- [Activity] For each line of the data that includes the word "smiley", copy the line.

- [Provided data]
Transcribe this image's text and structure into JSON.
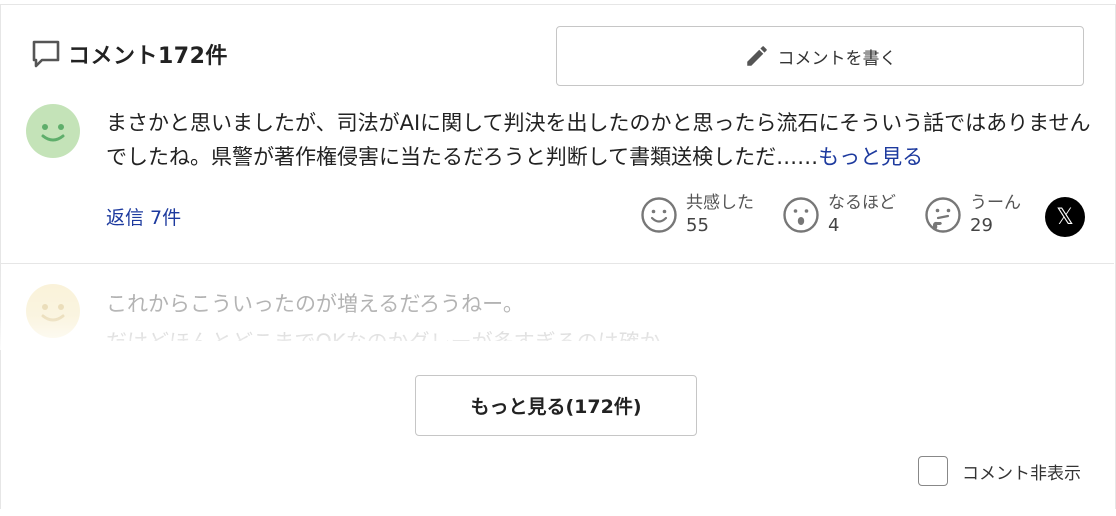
{
  "header": {
    "title": "コメント172件",
    "icon": "comment-bubble-icon"
  },
  "write_button": {
    "label": "コメントを書く",
    "icon": "pencil-icon"
  },
  "comments": [
    {
      "avatar": "smiley-avatar-green",
      "avatar_color": "#bfe0b3",
      "text_main": "まさかと思いましたが、司法がAIに関して判決を出したのかと思ったら流石にそういう話ではありませんでしたね。県警が著作権侵害に当たるだろうと判断して書類送検しただ……",
      "more_label": "もっと見る",
      "reply_label": "返信 7件",
      "reactions": [
        {
          "label": "共感した",
          "count": "55",
          "icon": "smile-face-icon"
        },
        {
          "label": "なるほど",
          "count": "4",
          "icon": "surprised-face-icon"
        },
        {
          "label": "うーん",
          "count": "29",
          "icon": "thinking-face-icon"
        }
      ],
      "share_icon": "x-logo-icon",
      "share_glyph": "𝕏"
    },
    {
      "avatar": "smiley-avatar-yellow",
      "avatar_color": "#f0e3b0",
      "line1": "これからこういったのが増えるだろうねー。",
      "line2": "だけどほんとどこまでOKなのかグレーが多すぎるのは確か。"
    }
  ],
  "more_button": {
    "label": "もっと見る(172件)"
  },
  "hide_comments": {
    "label": "コメント非表示",
    "checked": false
  },
  "colors": {
    "link": "#1d3a9e",
    "border": "#c6c6c6"
  }
}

- [Answer to this exercise]
      "avatar": "smiley-avatar-green",
      "avatar": "smiley-avatar-yellow",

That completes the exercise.